January 28, 2017
God is our refuge and strength,
an ever-present help in trouble.
Therefore we will not fear, though the earth give way
and the mountains fall into the heart of the sea,
though its waters roar and foam
and the mountains quake with their surging.
- Psalm 46:1-3
The Bible is filled with metaphors for God. God is our King. God is our shepherd. God is our refuge.
Merriam-Webster defines refuge as “shelter or protection from danger or distress.” In the midst of trouble, God is our refuge. When all seems hopeless, God is our hope. God saves us from danger or distress. And God commands us to do the same for others in peril.
Refugees are, by definition, some of the most vulnerable people in the world. Their homes are no longer safe. Their lives are in danger. They are in distress. People don’t leave everything they own behind and flee their homes with only the things they can carry unless they are in immediate, life-and-death danger.
In Syria, men, women, and children are being killed by their own government on the one side and by ISIS on the other. In Central America, crushing poverty and rampaging, murderous drug cartels are forcing young people into the drug trade and killing those who resist. These people are scared. They are alone. They need a place of refuge.
God is our refuge and strength. You know how I think God provides refuge for people in war-torn countries?
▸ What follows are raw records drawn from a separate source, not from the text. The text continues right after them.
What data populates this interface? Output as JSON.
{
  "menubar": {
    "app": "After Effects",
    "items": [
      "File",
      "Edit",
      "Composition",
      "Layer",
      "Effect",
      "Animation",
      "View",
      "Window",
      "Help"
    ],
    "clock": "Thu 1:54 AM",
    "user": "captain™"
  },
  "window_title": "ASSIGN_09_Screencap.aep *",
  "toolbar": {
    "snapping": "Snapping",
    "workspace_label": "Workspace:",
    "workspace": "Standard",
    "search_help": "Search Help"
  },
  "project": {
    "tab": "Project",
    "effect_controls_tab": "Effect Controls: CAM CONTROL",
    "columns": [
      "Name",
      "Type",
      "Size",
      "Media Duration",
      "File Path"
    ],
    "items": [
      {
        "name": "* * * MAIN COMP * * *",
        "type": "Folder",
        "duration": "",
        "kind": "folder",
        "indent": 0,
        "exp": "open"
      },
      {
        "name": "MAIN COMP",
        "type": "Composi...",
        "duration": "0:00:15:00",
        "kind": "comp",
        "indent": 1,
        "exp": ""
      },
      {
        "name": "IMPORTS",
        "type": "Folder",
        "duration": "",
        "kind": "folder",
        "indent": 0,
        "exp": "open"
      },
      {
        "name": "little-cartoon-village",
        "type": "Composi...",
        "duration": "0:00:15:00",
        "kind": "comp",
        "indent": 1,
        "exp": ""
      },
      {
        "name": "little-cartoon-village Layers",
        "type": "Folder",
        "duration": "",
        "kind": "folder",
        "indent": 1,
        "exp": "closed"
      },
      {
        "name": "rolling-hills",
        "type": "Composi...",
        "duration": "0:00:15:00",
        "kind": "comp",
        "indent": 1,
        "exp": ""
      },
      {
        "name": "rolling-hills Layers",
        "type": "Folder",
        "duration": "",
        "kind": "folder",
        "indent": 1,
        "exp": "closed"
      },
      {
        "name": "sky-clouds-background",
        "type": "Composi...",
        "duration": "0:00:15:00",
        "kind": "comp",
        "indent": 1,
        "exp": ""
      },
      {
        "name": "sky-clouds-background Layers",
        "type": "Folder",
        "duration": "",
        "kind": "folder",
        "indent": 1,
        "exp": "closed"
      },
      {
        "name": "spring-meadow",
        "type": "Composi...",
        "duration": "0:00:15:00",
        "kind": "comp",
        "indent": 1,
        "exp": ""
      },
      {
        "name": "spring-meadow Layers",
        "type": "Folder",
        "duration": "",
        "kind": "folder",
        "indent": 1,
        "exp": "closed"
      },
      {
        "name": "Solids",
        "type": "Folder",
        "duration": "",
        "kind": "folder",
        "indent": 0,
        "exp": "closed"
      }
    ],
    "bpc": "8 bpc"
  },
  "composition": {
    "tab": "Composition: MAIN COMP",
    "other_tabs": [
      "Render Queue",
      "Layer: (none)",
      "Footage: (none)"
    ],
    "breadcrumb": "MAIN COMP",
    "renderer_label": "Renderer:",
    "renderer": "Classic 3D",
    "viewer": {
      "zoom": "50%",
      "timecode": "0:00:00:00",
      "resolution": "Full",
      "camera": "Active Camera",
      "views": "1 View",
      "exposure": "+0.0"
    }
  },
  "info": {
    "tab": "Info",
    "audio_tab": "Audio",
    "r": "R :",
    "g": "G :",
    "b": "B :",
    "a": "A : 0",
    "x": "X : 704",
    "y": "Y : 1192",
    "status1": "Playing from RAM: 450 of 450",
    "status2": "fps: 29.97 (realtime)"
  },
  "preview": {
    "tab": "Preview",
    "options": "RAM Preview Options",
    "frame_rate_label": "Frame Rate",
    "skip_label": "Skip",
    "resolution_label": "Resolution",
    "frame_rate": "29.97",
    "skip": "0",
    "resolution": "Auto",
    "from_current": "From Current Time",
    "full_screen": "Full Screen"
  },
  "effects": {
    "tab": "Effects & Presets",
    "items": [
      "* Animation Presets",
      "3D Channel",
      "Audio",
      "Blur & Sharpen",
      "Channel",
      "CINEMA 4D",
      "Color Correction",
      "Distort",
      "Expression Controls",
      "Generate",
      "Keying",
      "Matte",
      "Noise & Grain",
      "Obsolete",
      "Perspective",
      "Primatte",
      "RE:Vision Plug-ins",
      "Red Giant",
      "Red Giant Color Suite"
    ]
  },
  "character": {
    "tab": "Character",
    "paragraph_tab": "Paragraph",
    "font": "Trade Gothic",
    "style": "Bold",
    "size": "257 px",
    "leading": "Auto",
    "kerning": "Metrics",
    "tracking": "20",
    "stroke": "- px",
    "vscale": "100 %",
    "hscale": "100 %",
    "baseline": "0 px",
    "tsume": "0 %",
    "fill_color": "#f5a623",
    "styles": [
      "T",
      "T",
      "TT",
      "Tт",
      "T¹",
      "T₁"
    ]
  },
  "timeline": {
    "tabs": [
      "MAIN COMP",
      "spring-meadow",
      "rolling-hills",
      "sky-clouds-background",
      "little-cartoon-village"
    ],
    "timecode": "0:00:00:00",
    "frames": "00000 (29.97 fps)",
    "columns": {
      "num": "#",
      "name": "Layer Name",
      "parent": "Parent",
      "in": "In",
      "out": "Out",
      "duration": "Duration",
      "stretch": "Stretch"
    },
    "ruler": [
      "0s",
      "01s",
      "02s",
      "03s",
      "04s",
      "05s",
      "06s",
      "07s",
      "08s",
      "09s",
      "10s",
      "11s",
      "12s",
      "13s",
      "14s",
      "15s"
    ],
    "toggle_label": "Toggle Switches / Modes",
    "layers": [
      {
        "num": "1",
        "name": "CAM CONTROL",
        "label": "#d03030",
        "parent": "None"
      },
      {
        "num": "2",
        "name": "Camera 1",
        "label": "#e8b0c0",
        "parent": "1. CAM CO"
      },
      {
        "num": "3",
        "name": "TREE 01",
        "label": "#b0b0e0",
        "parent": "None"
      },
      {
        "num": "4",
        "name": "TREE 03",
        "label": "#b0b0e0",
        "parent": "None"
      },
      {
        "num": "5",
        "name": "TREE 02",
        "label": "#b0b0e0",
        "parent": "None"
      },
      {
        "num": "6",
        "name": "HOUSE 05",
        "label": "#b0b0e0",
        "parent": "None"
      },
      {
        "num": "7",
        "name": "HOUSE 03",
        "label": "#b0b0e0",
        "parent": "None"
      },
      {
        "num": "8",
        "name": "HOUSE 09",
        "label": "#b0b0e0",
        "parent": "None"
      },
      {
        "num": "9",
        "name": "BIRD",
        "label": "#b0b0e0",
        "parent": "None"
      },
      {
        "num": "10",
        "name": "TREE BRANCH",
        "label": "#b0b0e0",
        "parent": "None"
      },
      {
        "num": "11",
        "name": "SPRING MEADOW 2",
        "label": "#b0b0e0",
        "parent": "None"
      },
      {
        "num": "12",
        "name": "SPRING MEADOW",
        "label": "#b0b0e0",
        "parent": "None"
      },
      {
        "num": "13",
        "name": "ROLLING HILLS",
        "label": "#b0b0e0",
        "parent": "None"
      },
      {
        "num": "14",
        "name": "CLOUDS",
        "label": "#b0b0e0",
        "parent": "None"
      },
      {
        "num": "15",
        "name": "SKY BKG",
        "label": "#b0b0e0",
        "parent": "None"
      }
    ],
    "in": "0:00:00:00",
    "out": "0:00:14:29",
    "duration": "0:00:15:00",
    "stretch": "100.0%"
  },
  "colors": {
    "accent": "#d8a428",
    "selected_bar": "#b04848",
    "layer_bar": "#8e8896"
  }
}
For people living in poverty?
I think God expects us to do it.
That’s because when God came to the earth as a man in the person of Jesus Christ, he said this:
“When the Son of Man comes in his glory, and all the angels with him, he will sit on his glorious throne. All the nations will be gathered before him, and he will separate the people one from another as a shepherd separates the sheep from the goats. He will put the sheep on his right and the goats on his left.
“Then the King will say to those on his right, ‘Come, you who are blessed by my Father; take your inheritance, the kingdom prepared for you since the creation of the world. For I was hungry and you gave me something to eat, I was thirsty and you gave me something to drink, I was a stranger and you invited me in, I needed clothes and you clothed me, I was sick and you looked after me, I was in prison and you came to visit me.’
“Then the righteous will answer him, ‘Lord, when did we see you hungry and feed you, or thirsty and give you something to drink? When did we see you a stranger and invite you in, or needing clothes and clothe you? When did we see you sick or in prison and go to visit you?’
“The King will reply, ‘Truly I tell you, whatever you did for one of the least of these brothers and sisters of mine, you did for me.’
“Then he will say to those on his left, ‘Depart from me, you who are cursed, into the eternal fire prepared for the devil and his angels. For I was hungry and you gave me nothing to eat, I was thirsty and you gave me nothing to drink, I was a stranger and you did not invite me in, I needed clothes and you did not clothe me, I was sick and in prison and you did not look after me.’
“They also will answer, ‘Lord, when did we see you hungry or thirsty or a stranger or needing clothes or sick or in prison, and did not help you?’
“He will reply, ‘Truly I tell you, whatever you did not do for one of the least of these, you did not do for me.’
“Then they will go away to eternal punishment, but the righteous to eternal life.”
It’s that simple. It’s black-and-white. And it’s straight from the mouth of Jesus Christ. “I was a stranger, and you invited me in.” “I was a stranger, and you did not invite me in.” Whatever we do, we do it to Him.
That’s the test.